I’ve read Oliver Twist, A Christmas Carol and most of David Copperfield. Dickens has always struck me as entertaining light reading, maybe something you’d pick up at the 19th century equivalent of an airport magazine stand, but nothing of his really sticks with me, makes me ponder what it means later, or compels me to go back and read him again to see what kind of themes or symbolism I might have missed the first time around. I don’t recall ever running across any popular or scholarly debate on what he really meant by such and such, as I have for Melville, Hawthorne and even Mark Twain.
So is he just bathroom reading that has survived by happenstance, or what?
Dickens was immensely popular when he was writing. To some people that alone disqualifies him as a serious author. He was very sentimental and he loved a good twist and a happy ending.

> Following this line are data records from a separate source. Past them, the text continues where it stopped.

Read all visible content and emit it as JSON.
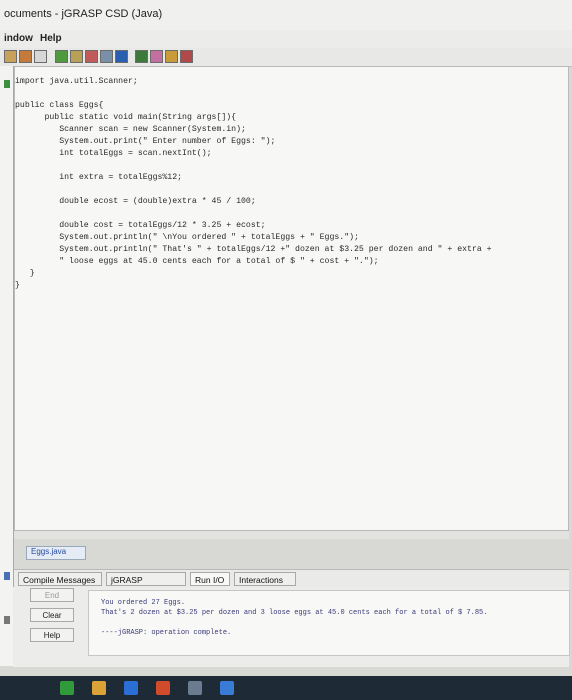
{
  "window": {
    "title": "ocuments - jGRASP CSD (Java)"
  },
  "menu": {
    "items": [
      "indow",
      "Help"
    ]
  },
  "code_lines": [
    "import java.util.Scanner;",
    "",
    "public class Eggs{",
    "      public static void main(String args[]){",
    "         Scanner scan = new Scanner(System.in);",
    "         System.out.print(\" Enter number of Eggs: \");",
    "         int totalEggs = scan.nextInt();",
    "",
    "         int extra = totalEggs%12;",
    "",
    "         double ecost = (double)extra * 45 / 100;",
    "",
    "         double cost = totalEggs/12 * 3.25 + ecost;",
    "         System.out.println(\" \\nYou ordered \" + totalEggs + \" Eggs.\");",
    "         System.out.println(\" That's \" + totalEggs/12 +\" dozen at $3.25 per dozen and \" + extra +",
    "         \" loose eggs at 45.0 cents each for a total of $ \" + cost + \".\");",
    "   }",
    "}"
  ],
  "file_tab": {
    "label": "Eggs.java"
  },
  "bottom_tabs": [
    "Compile Messages",
    "jGRASP Messages",
    "Run I/O",
    "Interactions"
  ],
  "buttons": {
    "end": "End",
    "clear": "Clear",
    "help": "Help"
  },
  "output_lines": [
    "You ordered 27 Eggs.",
    "That's 2 dozen at $3.25 per dozen and 3 loose eggs at 45.0 cents each for a total of $ 7.85.",
    "",
    "----jGRASP: operation complete."
  ],
  "colors": {
    "keyword": "#9b3a6a",
    "string": "#5b7a2f",
    "output": "#3a3a7a"
  }
}
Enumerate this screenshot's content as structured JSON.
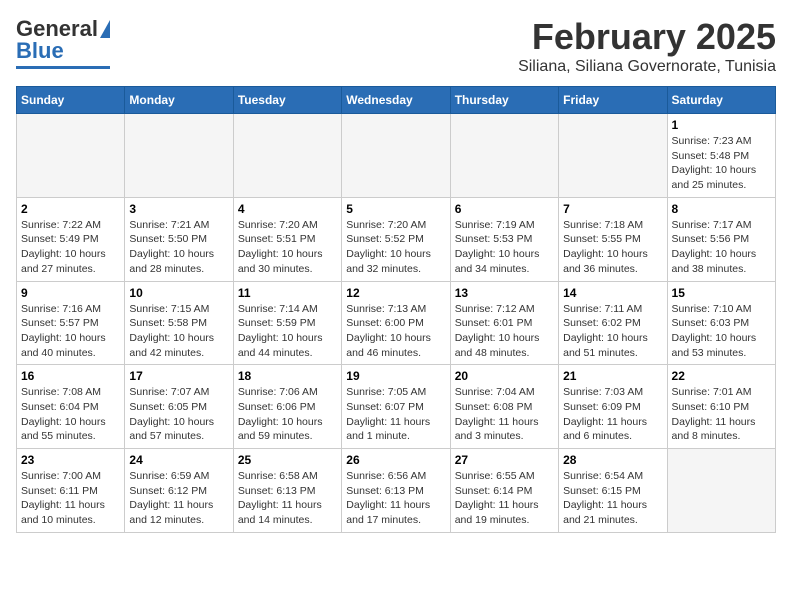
{
  "logo": {
    "general": "General",
    "blue": "Blue"
  },
  "header": {
    "month": "February 2025",
    "location": "Siliana, Siliana Governorate, Tunisia"
  },
  "days_of_week": [
    "Sunday",
    "Monday",
    "Tuesday",
    "Wednesday",
    "Thursday",
    "Friday",
    "Saturday"
  ],
  "weeks": [
    [
      {
        "day": "",
        "empty": true
      },
      {
        "day": "",
        "empty": true
      },
      {
        "day": "",
        "empty": true
      },
      {
        "day": "",
        "empty": true
      },
      {
        "day": "",
        "empty": true
      },
      {
        "day": "",
        "empty": true
      },
      {
        "day": "1",
        "sunrise": "7:23 AM",
        "sunset": "5:48 PM",
        "daylight": "10 hours and 25 minutes."
      }
    ],
    [
      {
        "day": "2",
        "sunrise": "7:22 AM",
        "sunset": "5:49 PM",
        "daylight": "10 hours and 27 minutes."
      },
      {
        "day": "3",
        "sunrise": "7:21 AM",
        "sunset": "5:50 PM",
        "daylight": "10 hours and 28 minutes."
      },
      {
        "day": "4",
        "sunrise": "7:20 AM",
        "sunset": "5:51 PM",
        "daylight": "10 hours and 30 minutes."
      },
      {
        "day": "5",
        "sunrise": "7:20 AM",
        "sunset": "5:52 PM",
        "daylight": "10 hours and 32 minutes."
      },
      {
        "day": "6",
        "sunrise": "7:19 AM",
        "sunset": "5:53 PM",
        "daylight": "10 hours and 34 minutes."
      },
      {
        "day": "7",
        "sunrise": "7:18 AM",
        "sunset": "5:55 PM",
        "daylight": "10 hours and 36 minutes."
      },
      {
        "day": "8",
        "sunrise": "7:17 AM",
        "sunset": "5:56 PM",
        "daylight": "10 hours and 38 minutes."
      }
    ],
    [
      {
        "day": "9",
        "sunrise": "7:16 AM",
        "sunset": "5:57 PM",
        "daylight": "10 hours and 40 minutes."
      },
      {
        "day": "10",
        "sunrise": "7:15 AM",
        "sunset": "5:58 PM",
        "daylight": "10 hours and 42 minutes."
      },
      {
        "day": "11",
        "sunrise": "7:14 AM",
        "sunset": "5:59 PM",
        "daylight": "10 hours and 44 minutes."
      },
      {
        "day": "12",
        "sunrise": "7:13 AM",
        "sunset": "6:00 PM",
        "daylight": "10 hours and 46 minutes."
      },
      {
        "day": "13",
        "sunrise": "7:12 AM",
        "sunset": "6:01 PM",
        "daylight": "10 hours and 48 minutes."
      },
      {
        "day": "14",
        "sunrise": "7:11 AM",
        "sunset": "6:02 PM",
        "daylight": "10 hours and 51 minutes."
      },
      {
        "day": "15",
        "sunrise": "7:10 AM",
        "sunset": "6:03 PM",
        "daylight": "10 hours and 53 minutes."
      }
    ],
    [
      {
        "day": "16",
        "sunrise": "7:08 AM",
        "sunset": "6:04 PM",
        "daylight": "10 hours and 55 minutes."
      },
      {
        "day": "17",
        "sunrise": "7:07 AM",
        "sunset": "6:05 PM",
        "daylight": "10 hours and 57 minutes."
      },
      {
        "day": "18",
        "sunrise": "7:06 AM",
        "sunset": "6:06 PM",
        "daylight": "10 hours and 59 minutes."
      },
      {
        "day": "19",
        "sunrise": "7:05 AM",
        "sunset": "6:07 PM",
        "daylight": "11 hours and 1 minute."
      },
      {
        "day": "20",
        "sunrise": "7:04 AM",
        "sunset": "6:08 PM",
        "daylight": "11 hours and 3 minutes."
      },
      {
        "day": "21",
        "sunrise": "7:03 AM",
        "sunset": "6:09 PM",
        "daylight": "11 hours and 6 minutes."
      },
      {
        "day": "22",
        "sunrise": "7:01 AM",
        "sunset": "6:10 PM",
        "daylight": "11 hours and 8 minutes."
      }
    ],
    [
      {
        "day": "23",
        "sunrise": "7:00 AM",
        "sunset": "6:11 PM",
        "daylight": "11 hours and 10 minutes."
      },
      {
        "day": "24",
        "sunrise": "6:59 AM",
        "sunset": "6:12 PM",
        "daylight": "11 hours and 12 minutes."
      },
      {
        "day": "25",
        "sunrise": "6:58 AM",
        "sunset": "6:13 PM",
        "daylight": "11 hours and 14 minutes."
      },
      {
        "day": "26",
        "sunrise": "6:56 AM",
        "sunset": "6:13 PM",
        "daylight": "11 hours and 17 minutes."
      },
      {
        "day": "27",
        "sunrise": "6:55 AM",
        "sunset": "6:14 PM",
        "daylight": "11 hours and 19 minutes."
      },
      {
        "day": "28",
        "sunrise": "6:54 AM",
        "sunset": "6:15 PM",
        "daylight": "11 hours and 21 minutes."
      },
      {
        "day": "",
        "empty": true
      }
    ]
  ]
}
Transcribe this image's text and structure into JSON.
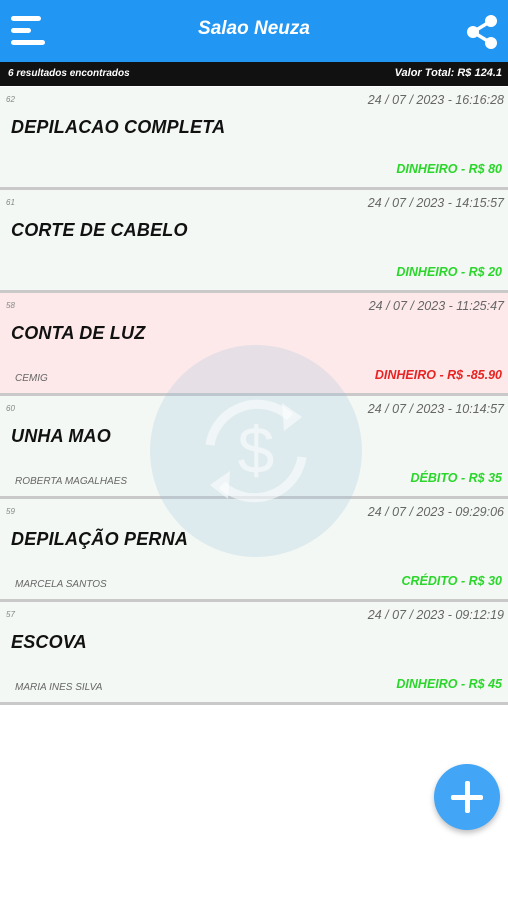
{
  "appbar": {
    "title": "Salao Neuza",
    "menu_icon": "hamburger-menu-icon",
    "share_icon": "share-icon",
    "color": "#2196f3"
  },
  "summary": {
    "results_text": "6 resultados encontrados",
    "total_text": "Valor Total: R$ 124.1"
  },
  "items": [
    {
      "id": "62",
      "datetime": "24 / 07 / 2023 - 16:16:28",
      "name": "DEPILACAO COMPLETA",
      "client": "",
      "amount": "DINHEIRO - R$ 80",
      "type": "income"
    },
    {
      "id": "61",
      "datetime": "24 / 07 / 2023 - 14:15:57",
      "name": "CORTE DE CABELO",
      "client": "",
      "amount": "DINHEIRO - R$ 20",
      "type": "income"
    },
    {
      "id": "58",
      "datetime": "24 / 07 / 2023 - 11:25:47",
      "name": "CONTA DE LUZ",
      "client": "CEMIG",
      "amount": "DINHEIRO - R$ -85.90",
      "type": "expense"
    },
    {
      "id": "60",
      "datetime": "24 / 07 / 2023 - 10:14:57",
      "name": "UNHA MAO",
      "client": "ROBERTA MAGALHAES",
      "amount": "DÉBITO - R$ 35",
      "type": "income"
    },
    {
      "id": "59",
      "datetime": "24 / 07 / 2023 - 09:29:06",
      "name": "DEPILAÇÃO PERNA",
      "client": "MARCELA SANTOS",
      "amount": "CRÉDITO - R$ 30",
      "type": "income"
    },
    {
      "id": "57",
      "datetime": "24 / 07 / 2023 - 09:12:19",
      "name": "ESCOVA",
      "client": "MARIA INES SILVA",
      "amount": "DINHEIRO - R$ 45",
      "type": "income"
    }
  ],
  "colors": {
    "income_amount": "#2bd62b",
    "expense_amount": "#e82323",
    "income_bg": "#f3f8f4",
    "expense_bg": "#fde9ea",
    "fab": "#42a5f5"
  },
  "fab": {
    "icon": "plus-icon"
  },
  "watermark": {
    "icon": "dollar-refresh-icon"
  }
}
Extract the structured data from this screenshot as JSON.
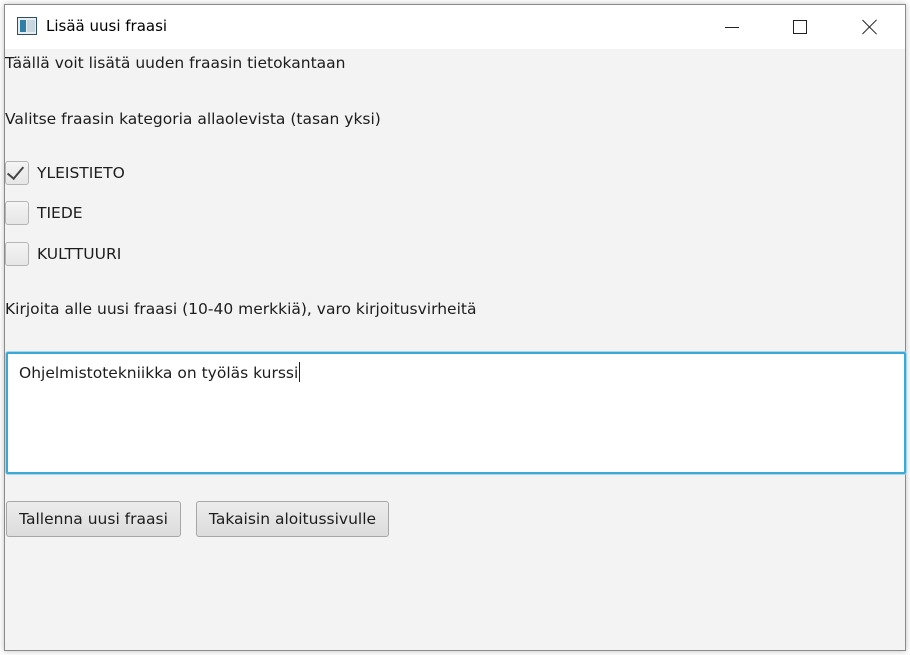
{
  "window": {
    "title": "Lisää uusi fraasi",
    "controls": [
      "minimize-icon",
      "maximize-icon",
      "close-icon"
    ]
  },
  "form": {
    "intro": "Täällä voit lisätä uuden fraasin tietokantaan",
    "category_prompt": "Valitse fraasin kategoria allaolevista (tasan yksi)",
    "categories": [
      {
        "label": "YLEISTIETO",
        "checked": true
      },
      {
        "label": "TIEDE",
        "checked": false
      },
      {
        "label": "KULTTUURI",
        "checked": false
      }
    ],
    "phrase_prompt": "Kirjoita alle uusi fraasi (10-40 merkkiä), varo kirjoitusvirheitä",
    "phrase_value": "Ohjelmistotekniikka on työläs kurssi"
  },
  "buttons": {
    "save_label": "Tallenna uusi fraasi",
    "back_label": "Takaisin aloitussivulle"
  },
  "colors": {
    "focus_border": "#3ba9d6",
    "window_bg": "#f3f3f3"
  }
}
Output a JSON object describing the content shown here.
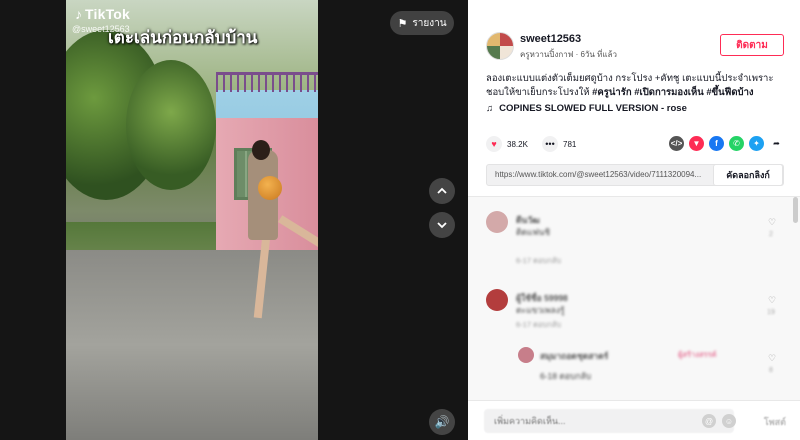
{
  "video": {
    "brand": "TikTok",
    "handle_overlay": "@sweet12563",
    "caption_overlay": "เตะเล่นก่อนกลับบ้าน",
    "report_label": "รายงาน"
  },
  "author": {
    "username": "sweet12563",
    "display_name": "ครูหวานปิ้งกาฟ",
    "posted": "6วัน ที่แล้ว"
  },
  "follow_label": "ติดตาม",
  "description": {
    "text": "ลองเตะแบบแต่งตัวเต็มยศดูบ้าง กระโปรง +คัทชู เตะแบบนี้ประจำเพราะชอบให้ขาเย็บกระโปรงให้ ",
    "tags": [
      "#ครูน่ารัก",
      "#เปิดการมองเห็น",
      "#ขึ้นฟีดบ้าง"
    ]
  },
  "music": {
    "icon": "music-note-icon",
    "title": "COPINES SLOWED FULL VERSION - rose"
  },
  "stats": {
    "likes": "38.2K",
    "comments": "781"
  },
  "share_icons": [
    {
      "name": "embed-icon",
      "glyph": "</>",
      "color": "#555555"
    },
    {
      "name": "send-icon",
      "glyph": "▼",
      "color": "#fe2c55"
    },
    {
      "name": "facebook-icon",
      "glyph": "f",
      "color": "#1877f2"
    },
    {
      "name": "whatsapp-icon",
      "glyph": "✆",
      "color": "#25d366"
    },
    {
      "name": "twitter-icon",
      "glyph": "✦",
      "color": "#1da1f2"
    },
    {
      "name": "share-arrow-icon",
      "glyph": "➦",
      "color": "#161823"
    }
  ],
  "link": {
    "url": "https://www.tiktok.com/@sweet12563/video/7111320094...",
    "copy_label": "คัดลอกลิงก์"
  },
  "comments": [
    {
      "name": "ดีนวัฒ",
      "text": "ติดแฟนชิ",
      "meta": "6-17 ตอบกลับ",
      "likes": "2"
    },
    {
      "name": "ผู้ใช้ชื่อ 59998",
      "text": "ตะแขวเพลงรู้",
      "meta": "6-17 ตอบกลับ",
      "likes": "19"
    },
    {
      "name": "สมุมาถอดชุดสาดร์",
      "text": "ผู้สร้างสรรค์",
      "meta": "6-18 ตอบกลับ",
      "likes": "8"
    }
  ],
  "comment_input": {
    "placeholder": "เพิ่มความคิดเห็น...",
    "post_label": "โพสต์"
  },
  "colors": {
    "accent": "#fe2c55",
    "text": "#161823"
  }
}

Try getting anyone to take you seriously if you did that today.
But the man could write. He stood the test of time in being readable and popular years after he died. It didn’t hurt getting yourself assigned as a school standard, being dramatised over and ovber on stage (and later the movies), but those things happened because he was popular in the first place. W.C. Fields desperately wanted to play Mr. micawber because he loved the book. I’ve read and re-read *A Christmas Carol * because it’s a hellluva good read. I’ve read *A Tale of Two Cities more than once because it’s a good read. Granted, I’ve slogged through a lot of dickens I’ve hated (the other Christmas books he wrote – he did four more – are awful. I loathed Hard Times, but it was assigned reading. And I couldn’t get into The Pickwick Papers at all).
So. Dickens was an immensely successful and popular author, but whose writing has qualities that go beyond simple Crowd Pleasing Fan Service. I think that he IS an “airport novelist made good”. Mark Twain is another example of this – he was derided in his own day as a “mere humorist”, but his Huckleberry Finn is now regarded by many as The Great American Novel. Will Stephen King or John Grisham or someone else acghieve such a breakthrough and be revered by future generations? It’s possible, but hard to predict. My own suspicion is that neither of them will, and that Robert Heinlein will be a Surviving Author. (His science may be dated, but so is that of Verne and Wells. And more of Heinlein’s ouevre is still in print than any of his contemporaries – even Asimov and Clarke)
He is both. At the time he was one (wildly popular) novelist among hundreds or thousands. People read his serial installments the way people watch The Office now (or, did, before Steve left…). Over time, Dickens’ popularity endured because of the high quality of writing, high quality of imagination, and multiple meaningful interpretations of his works. And all of that is why his novels are Literature.
When my father went to high school in the 1930s, Dickens was not yet considered to be in the pantheon of great writers, but by the 1950s he was. Similarly, when I was a student in the 70s, Tolkein wasn’t considered a literary heavyweight, but now he is. In both cases, several popular movies contributed to their elevation in critical esteem. William Burroughs and Jim Thompson have enjoyed similar literary rehabilitations (though movies played a much lesser role in theirs). I believe Philip K. Dick and Toni Morrison are kind of in the process now of such.
Dickens’s writing also explored the social conditions of the day (courts, prisons, orphanages), which elevates it to some extent. It often drifted into melodrama, however, to the point where Trollope (who was definitely train-station reading but who wrote about politics more astringently) mocked him as “Mr. Popular Sentiment.”
I’ve never liked the notion of “Literature” as a value judgment. Of course Dickens’ work is literature! What else would it be, sculpture? Interpretive dance? Now, you might argue that it’s not very good literature, but if that’s what you mean, then say so.
If you ask me, like any prolific author, he had his ups and downs. Sure, a lot of his work was just pablum to bring in a steady paycheck, but A Tale of Two Cities is excellent, and A Christmas Carol is the definitive Christmas story (well, aside from the original one, but you know what I mean).
The thread title is a false dichotomy, of course. Great literature doesn’t have to be obscure and a lot of the authors regarded as canonical today were very popular during their careers. I agree that a lot of Dickens’ stuff has that soap opera quality that might make you feel he’s shamelessly manipulating the reader, and oh man, did it work in his day. He could be verbose, too. But I think it underrates Dickens if you describe as a merely functional writer of page-turning"airport literature"-type stuff without greater literary aspirations.